Notwithstanding all the pain and grief that the Trump pandemic has caused every organization, his continuing insane protestations, and his malicious if not criminal interference with the transition to the Biden presidency, the end of the nation's nightmare is in sight. As we start to give serious thought to a more normal operation of our businesses, there are actually a few important opportunities buried amid all of the political noise, as well as complex legal, health and regulatory concerns, that shouldn't be overlooked.
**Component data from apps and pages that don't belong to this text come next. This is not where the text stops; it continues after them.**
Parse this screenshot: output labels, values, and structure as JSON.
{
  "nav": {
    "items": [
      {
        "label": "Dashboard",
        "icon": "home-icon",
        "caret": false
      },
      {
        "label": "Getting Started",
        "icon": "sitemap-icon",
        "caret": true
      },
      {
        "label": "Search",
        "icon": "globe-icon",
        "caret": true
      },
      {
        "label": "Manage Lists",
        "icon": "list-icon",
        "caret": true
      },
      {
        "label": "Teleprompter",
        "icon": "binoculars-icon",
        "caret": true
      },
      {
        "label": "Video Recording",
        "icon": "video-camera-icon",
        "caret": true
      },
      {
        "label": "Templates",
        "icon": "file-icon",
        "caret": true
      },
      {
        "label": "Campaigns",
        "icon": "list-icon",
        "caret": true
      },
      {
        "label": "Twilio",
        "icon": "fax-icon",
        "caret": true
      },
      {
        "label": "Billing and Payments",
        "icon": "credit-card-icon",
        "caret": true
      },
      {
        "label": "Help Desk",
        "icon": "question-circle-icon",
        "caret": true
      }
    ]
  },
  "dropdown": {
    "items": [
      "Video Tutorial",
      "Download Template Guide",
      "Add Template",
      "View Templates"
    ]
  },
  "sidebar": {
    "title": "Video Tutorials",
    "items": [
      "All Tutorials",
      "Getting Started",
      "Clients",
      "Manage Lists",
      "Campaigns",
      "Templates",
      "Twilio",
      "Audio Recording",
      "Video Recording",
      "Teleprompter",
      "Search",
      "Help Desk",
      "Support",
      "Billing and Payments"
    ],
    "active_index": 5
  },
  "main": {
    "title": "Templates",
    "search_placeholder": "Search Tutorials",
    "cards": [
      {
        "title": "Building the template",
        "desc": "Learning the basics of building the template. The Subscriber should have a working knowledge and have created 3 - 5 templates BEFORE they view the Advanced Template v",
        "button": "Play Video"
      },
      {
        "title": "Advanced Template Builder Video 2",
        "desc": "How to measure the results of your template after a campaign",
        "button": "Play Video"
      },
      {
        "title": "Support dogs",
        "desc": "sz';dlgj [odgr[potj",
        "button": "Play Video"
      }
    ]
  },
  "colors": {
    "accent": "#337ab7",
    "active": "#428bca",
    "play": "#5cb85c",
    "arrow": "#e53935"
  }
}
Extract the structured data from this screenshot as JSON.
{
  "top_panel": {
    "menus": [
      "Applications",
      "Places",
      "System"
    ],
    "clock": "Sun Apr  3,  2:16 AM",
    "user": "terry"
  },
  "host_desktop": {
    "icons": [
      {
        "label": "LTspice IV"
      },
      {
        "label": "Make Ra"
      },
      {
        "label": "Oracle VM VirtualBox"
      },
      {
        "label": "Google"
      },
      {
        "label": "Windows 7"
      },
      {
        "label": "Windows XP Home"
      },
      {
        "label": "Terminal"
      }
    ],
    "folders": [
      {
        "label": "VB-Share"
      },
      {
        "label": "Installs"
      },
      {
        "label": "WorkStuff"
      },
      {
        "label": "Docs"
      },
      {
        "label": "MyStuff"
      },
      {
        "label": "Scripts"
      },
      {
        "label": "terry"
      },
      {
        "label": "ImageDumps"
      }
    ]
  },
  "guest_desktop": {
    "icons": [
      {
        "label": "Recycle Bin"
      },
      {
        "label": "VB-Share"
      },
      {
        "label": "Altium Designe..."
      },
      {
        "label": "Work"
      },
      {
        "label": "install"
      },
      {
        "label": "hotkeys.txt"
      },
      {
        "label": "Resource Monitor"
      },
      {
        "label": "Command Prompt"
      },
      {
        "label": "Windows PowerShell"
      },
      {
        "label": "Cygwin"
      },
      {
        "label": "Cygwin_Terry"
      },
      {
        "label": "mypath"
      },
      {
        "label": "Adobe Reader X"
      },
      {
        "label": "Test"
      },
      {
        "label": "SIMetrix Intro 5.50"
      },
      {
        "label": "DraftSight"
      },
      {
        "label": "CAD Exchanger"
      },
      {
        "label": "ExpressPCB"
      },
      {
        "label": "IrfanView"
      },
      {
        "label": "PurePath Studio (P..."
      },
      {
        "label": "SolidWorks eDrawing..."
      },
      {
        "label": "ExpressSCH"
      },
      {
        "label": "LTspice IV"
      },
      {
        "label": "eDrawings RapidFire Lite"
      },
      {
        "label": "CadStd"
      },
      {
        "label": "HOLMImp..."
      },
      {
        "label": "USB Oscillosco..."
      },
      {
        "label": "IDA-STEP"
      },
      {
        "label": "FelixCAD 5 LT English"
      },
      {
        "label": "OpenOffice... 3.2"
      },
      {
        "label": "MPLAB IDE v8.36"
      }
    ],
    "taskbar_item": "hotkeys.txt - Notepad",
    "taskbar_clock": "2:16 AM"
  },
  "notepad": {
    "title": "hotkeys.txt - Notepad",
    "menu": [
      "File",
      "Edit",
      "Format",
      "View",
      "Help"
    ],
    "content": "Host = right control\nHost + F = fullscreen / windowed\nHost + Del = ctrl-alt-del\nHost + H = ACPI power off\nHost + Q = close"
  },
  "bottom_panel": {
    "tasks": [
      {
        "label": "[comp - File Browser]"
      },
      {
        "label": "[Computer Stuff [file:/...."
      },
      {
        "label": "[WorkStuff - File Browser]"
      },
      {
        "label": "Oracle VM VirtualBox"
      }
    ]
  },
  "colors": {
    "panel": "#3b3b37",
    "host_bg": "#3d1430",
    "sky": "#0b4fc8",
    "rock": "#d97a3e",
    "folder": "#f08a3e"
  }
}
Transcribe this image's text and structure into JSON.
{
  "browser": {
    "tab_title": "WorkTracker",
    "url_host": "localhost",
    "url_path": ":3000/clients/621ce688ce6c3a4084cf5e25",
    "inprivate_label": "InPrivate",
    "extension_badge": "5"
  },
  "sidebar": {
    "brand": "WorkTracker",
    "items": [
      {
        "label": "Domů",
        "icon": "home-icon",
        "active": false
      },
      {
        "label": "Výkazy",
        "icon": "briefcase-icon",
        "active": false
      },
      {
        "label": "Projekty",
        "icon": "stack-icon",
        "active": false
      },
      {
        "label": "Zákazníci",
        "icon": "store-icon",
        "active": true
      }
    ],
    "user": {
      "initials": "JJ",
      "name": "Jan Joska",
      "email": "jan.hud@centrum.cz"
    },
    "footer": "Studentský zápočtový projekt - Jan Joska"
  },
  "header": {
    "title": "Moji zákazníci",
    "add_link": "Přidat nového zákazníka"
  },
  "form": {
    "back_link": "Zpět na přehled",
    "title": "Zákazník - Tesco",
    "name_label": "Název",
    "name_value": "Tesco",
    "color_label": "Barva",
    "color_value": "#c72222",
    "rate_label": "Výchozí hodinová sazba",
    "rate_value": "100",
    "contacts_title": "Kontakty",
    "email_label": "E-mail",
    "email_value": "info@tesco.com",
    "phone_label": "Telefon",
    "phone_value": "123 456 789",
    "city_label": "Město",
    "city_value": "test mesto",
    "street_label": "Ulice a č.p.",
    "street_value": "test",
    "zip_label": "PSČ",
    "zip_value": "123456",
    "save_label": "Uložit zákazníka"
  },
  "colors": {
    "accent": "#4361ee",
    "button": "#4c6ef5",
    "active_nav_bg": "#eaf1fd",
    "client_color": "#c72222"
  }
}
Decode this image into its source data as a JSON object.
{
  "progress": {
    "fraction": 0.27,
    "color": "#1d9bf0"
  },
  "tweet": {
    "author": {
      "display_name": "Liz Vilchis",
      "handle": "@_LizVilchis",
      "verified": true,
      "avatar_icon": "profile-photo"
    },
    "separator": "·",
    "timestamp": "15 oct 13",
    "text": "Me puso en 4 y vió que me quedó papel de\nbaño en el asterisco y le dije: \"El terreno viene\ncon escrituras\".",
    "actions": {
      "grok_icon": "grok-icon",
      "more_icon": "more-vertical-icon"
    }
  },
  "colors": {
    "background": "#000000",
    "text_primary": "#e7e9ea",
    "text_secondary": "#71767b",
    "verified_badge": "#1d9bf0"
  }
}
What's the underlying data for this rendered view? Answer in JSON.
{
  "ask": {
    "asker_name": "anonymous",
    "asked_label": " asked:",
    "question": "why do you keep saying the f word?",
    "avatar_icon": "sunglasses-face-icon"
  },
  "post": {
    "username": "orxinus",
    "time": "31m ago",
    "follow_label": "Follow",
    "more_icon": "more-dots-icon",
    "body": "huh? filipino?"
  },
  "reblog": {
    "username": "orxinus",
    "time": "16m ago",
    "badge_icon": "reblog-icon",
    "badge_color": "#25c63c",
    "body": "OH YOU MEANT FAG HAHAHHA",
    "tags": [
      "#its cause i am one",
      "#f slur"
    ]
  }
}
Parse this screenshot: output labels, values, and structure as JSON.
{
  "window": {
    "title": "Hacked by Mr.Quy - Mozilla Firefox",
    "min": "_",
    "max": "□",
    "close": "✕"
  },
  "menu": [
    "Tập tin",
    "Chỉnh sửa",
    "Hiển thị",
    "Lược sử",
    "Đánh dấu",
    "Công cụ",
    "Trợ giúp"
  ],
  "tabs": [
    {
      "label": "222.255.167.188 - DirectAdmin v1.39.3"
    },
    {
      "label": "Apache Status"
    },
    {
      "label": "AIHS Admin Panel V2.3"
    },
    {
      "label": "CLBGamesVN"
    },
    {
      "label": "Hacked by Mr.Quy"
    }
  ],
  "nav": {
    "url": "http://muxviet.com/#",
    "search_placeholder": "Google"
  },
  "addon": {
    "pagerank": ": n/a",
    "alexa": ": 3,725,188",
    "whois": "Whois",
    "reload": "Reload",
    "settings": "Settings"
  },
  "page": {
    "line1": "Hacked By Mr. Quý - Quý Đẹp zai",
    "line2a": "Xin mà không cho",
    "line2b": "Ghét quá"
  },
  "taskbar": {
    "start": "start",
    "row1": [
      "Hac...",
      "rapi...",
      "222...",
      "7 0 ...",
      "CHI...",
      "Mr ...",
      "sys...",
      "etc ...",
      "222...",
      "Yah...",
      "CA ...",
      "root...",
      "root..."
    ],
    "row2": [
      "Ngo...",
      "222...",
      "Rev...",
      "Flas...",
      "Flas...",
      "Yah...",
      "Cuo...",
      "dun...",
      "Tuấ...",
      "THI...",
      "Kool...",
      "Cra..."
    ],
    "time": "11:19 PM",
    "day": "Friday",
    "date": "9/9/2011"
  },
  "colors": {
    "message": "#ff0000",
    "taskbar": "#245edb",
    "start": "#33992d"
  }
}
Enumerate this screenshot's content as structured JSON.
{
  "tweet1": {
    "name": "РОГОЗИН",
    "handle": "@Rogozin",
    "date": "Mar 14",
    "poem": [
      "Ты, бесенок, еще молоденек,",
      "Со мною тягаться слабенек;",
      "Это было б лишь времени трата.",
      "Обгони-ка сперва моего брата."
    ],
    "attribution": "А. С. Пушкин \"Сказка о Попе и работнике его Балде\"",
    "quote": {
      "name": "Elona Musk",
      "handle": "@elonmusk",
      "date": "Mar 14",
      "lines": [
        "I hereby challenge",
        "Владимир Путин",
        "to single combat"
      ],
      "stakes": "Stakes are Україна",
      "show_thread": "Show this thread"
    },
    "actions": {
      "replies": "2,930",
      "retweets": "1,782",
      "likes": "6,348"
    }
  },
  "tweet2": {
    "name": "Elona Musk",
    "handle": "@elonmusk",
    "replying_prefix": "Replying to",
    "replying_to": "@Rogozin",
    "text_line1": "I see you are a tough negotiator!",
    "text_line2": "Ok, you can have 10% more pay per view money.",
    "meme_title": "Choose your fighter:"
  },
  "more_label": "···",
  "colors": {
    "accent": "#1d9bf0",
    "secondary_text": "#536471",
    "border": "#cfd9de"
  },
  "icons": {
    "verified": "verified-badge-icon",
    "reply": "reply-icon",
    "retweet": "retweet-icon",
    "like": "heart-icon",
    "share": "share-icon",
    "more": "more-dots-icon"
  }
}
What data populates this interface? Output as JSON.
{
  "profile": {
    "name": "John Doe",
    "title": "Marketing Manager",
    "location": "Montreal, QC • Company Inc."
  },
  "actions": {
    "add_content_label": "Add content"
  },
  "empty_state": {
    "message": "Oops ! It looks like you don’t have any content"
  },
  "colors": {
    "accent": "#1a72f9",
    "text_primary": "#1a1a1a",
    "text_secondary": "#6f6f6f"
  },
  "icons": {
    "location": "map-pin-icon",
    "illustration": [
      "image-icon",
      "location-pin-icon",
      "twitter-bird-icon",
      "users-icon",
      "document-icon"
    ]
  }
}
Just as the people issues were critical to the virus-necessitated downsizing, they're going to be even more central as you scale your team back up to fighting strength, regardless of where physically or virtually they happen to end up working. And maybe the most significant question at this point is -- putting aside all of the emotional issues, personal connections, and loyalties, which is easy to say and very tough to do -- which of your people you will be hiring back. Getting off to the right start is extra crucial at this point because there won't be enough time or any tolerance for do-overs. As they say at NASA: Off by an inch at launch, miss the moon by miles.
Part and parcel of the personnel decision-making process is deciding whom on your current smaller and sleeker team you're going to trust and involve in the evaluation and selection process. Remember as you work your way through this analysis that, virus aside, there weren't many companies that wouldn't have benefitted from belt-tightening and headcount reductions that might not have been popular or politically correct in the past. Now's a unique moment when you have permission, board support, and realistic justifications to make at least some of the changes and cuts that were probably long overdue.
Here's what I can tell you for sure. The easy and wrong answer for virtually every one of us is to try to bring back all those people who used to work for you. Even if, once the first 100 million folks are vaccinated, the economy explodes positively and your customer demand and order volume increases rapidly and exponentially, it still makes sense to take your time and do an internal audit, including a top-to-bottom review of the entire workforce. We're all anxious to get moving again at warp speed (no pun intended), but this is really a critical juncture when a little extra time is a very worthwhile investment in your future. Nothing's gonna be easy or normal for a while yet and you need the very best people you can attract -- not necessarily the ones who are handy, easy, or waiting in the wings.
No company has ever addressed these kinds of issues better and more succinctly than Netflix, which developed and articulated the basic Keeper test and all of its corollaries. Simply stated, it asks each manager to decide which of their employees they would fight to keep or, in the current case, who they'd argue aggressively to hire back. In an amazingly high number of cases, the decisions are very clear and fairly easy. It's not about loyalty. It's not about good intentions. It's not about trying hard. It's about production and results. Nothing else puts bread on the table and gets the job done. Look for the meat eaters and the ones who will help you get to where you're headed.
Adequate and average employees need to move on and work elsewhere to make room for exceptional players and stars. It's the same mindset you used to see at auto dealerships and at ad agencies. You sell cars or you hit the bricks. The agency loses a big client and the whole account team is looking for work elsewhere. Economist Tyler Cowen wrote a book a while ago called Average Is Over, and ain't it the truth. As you pull your team back together, good enough just won't get the job done; you have to be cold and calculating because the moment you settle for OK, you'll end up with less than you settled for.
And please be sure to watch out for false economies. It's easy to talk yourself into hiring or rehiring people who are underpaid and a "bargain." But they're still a bad deal for your business. The truth is that, if they have any brains and balls, they won't stay long anyway because they'll find a place where they're more valued and appreciated. If their prime virtue is their price and not their productivity, you're selling your business short. Cheap is the solution for managers who can't figure out better.
Bottom line: Don't bring someone back for anything but the best of reasons. If they can't help you build a better and stronger future for your business, then they need to find another job and, honestly, not only don't you "owe" them employment, but you'll also be doing them a favor by offering them a chance to find a better opening elsewhere, rather than a crutch or a sinecure.